Giardiniera is delicious, without dispute. Pickled veggies and hot peppers — what’s not to love? But when you’re making a run-of-the-mill sandwich, fitting those giant chunks of carrot and pickled cauliflower onto the average slice of bread is a serious challenge. Enter Marconi Hot Giardiniera relish, a Chicago icon that’s perfect for slathering onto any sandwich, but especially a DIY Italian beef or, yes, a hot dog. It’s nice and spicy, with plenty of tang from the pickled veggies, and spreads easily, making it an easy way to spruce up even the most basic of ham-and-cheese affairs. — Amy McCarthy, staff writer
While it would be sacrilege to suggest that hoagies lack flavor — sharp provolone cheese, meat after meat after meat, and a crunchy sesame roll provide wallops of moxie to Philadelphia’s staple sandwich — adding Cento hoagie spread only livens up an already perfect lunch. The mixture of chopped hot red and sweet green cherry peppers steeped in tangy vinegar brings a sweet-and-sour boost to rich prosciutto and mortadella, cutting through the fat to create a sensation all its own. Though it’s a regional specialty, it can thankfully be ordered online. Don’t be shy about spreading it on even the simplest of sandwiches, from ham and cheese to a turkey club. — Dayna Evans, staff writer and Eater Philly editor
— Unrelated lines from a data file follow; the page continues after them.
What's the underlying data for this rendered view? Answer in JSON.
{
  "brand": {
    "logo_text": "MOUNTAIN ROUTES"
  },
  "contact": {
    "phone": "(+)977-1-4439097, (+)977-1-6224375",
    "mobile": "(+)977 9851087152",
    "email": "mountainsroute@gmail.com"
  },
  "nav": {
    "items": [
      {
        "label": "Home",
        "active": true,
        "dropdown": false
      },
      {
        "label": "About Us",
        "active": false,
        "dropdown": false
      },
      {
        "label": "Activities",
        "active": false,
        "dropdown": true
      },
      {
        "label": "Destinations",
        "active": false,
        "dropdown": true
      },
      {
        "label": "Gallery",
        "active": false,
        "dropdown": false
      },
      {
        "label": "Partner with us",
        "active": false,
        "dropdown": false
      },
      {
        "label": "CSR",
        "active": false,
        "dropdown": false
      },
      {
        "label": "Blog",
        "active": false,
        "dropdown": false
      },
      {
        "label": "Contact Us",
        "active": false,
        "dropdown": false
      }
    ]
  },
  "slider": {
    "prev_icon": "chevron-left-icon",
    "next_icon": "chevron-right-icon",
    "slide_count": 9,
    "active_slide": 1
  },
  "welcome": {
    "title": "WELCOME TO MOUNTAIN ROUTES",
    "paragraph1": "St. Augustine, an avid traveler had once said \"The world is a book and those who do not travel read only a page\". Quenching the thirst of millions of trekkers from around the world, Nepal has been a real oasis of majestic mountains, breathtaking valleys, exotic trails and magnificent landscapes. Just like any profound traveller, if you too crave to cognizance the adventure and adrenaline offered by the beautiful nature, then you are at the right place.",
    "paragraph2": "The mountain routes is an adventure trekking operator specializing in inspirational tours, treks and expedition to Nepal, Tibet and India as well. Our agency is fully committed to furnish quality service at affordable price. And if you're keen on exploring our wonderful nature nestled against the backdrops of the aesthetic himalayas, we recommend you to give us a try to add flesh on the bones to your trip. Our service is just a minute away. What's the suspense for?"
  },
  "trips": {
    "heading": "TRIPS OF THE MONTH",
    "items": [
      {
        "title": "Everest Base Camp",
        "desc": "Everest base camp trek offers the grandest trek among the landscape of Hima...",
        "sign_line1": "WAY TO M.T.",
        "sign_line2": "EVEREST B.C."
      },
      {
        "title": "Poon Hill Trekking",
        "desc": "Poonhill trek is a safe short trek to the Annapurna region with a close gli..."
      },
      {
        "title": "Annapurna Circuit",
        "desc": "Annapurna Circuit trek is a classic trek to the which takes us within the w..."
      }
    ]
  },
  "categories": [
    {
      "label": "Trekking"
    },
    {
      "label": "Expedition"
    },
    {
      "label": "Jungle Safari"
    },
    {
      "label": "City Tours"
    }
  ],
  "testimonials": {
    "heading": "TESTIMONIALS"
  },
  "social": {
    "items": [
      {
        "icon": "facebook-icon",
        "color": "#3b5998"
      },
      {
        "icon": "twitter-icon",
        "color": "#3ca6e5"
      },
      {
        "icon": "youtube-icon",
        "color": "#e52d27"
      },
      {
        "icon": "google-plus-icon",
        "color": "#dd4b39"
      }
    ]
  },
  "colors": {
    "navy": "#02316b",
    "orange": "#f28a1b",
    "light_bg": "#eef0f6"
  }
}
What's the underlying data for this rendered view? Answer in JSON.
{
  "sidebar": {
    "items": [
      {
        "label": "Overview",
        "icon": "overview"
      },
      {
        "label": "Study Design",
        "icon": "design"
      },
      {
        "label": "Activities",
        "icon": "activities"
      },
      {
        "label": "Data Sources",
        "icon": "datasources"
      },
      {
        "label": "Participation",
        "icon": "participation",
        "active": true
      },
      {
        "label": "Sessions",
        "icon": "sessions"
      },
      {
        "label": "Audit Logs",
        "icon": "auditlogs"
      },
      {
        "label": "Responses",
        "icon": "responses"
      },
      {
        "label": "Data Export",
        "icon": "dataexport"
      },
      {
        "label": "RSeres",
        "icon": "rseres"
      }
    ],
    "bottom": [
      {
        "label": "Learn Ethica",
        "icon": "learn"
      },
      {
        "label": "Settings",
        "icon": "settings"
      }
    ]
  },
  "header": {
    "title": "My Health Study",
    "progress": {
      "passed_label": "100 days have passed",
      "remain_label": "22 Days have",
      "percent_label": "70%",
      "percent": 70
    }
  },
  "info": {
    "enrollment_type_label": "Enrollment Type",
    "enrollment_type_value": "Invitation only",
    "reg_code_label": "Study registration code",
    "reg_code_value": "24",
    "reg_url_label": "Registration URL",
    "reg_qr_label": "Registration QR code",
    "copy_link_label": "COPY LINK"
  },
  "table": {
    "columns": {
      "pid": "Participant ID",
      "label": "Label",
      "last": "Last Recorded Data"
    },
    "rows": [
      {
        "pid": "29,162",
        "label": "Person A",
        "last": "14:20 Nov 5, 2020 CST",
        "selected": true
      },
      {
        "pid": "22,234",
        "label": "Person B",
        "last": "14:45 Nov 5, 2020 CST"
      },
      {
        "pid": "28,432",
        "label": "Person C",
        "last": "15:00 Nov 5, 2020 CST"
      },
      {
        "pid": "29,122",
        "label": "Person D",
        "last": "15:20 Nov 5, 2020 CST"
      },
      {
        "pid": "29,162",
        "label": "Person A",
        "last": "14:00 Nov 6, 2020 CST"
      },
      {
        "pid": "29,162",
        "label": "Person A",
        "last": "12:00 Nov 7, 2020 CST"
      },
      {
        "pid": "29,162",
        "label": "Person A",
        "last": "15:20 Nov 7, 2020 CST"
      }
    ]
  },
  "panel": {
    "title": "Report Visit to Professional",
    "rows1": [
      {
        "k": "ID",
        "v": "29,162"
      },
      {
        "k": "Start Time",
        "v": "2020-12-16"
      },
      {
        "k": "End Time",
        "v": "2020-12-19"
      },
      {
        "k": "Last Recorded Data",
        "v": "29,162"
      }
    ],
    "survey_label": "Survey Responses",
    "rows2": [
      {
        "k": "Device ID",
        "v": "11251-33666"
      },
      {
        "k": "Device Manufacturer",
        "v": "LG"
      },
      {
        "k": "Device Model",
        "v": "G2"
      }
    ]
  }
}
I’m one of those people who knows mayo is objectively good in a sandwich but remains slightly put off by the concept, unless I can mix things in and call it an aioli instead. One of my favorite inclusions is Calabrian chile paste (usually from the brand Tutto Calabria), which I generally add in a ratio of one part chile, three parts mayo. Its balance of fruity pepper, tart vinegar, and present but not challenging heat adds oomph to the cheese, meat, or greens in my sandwich — while also making it easier for me to accept mayo and its moisture-adding benefits. — Bettina Makalintal, senior reporter
The absolute GOAT sandwich spread is Mrs. Miller’s Hot Pepper Jelly, made even better (if you can believe it!) by mixing it up with a mayonnaise of your choice. (I’d recommend springing for Duke’s mayo if you’ve got it). Nothing precious here, no recipes or quantities — just a couple spoonfuls of each mixed together and slapped onto any sandwich does the trick. I like this concoction on deli-style sandwiches, burgers, and especially breakfast sandwiches. The HPJ is fantastic on its own, too: a little sweet, not too hot, and stellar straight out of the jar. — Stefania Orrù, supervising producer
Although I eat plenty of Vegenaise on its own, I also love using it as a base for mixing other condiments. One of my favorite combinations is Vegenaise and Brooklyn Delhi’s garlic achaar. On its own, the garlic achaar is magnificently fierce, and while I like stirring it into various dishes, it can easily overwhelm a sandwich on its own. Mixing it with Vegenaise, however, tempers it just enough that its savory heat complements whatever other ingredients are present. I love using the combination on any sandwich with roasted vegetables and/or tofu; it also makes a mean egg salad. Really, it works anywhere heat and fat are called for, which is most sandwiches. — Rebecca Flint Marx, senior editor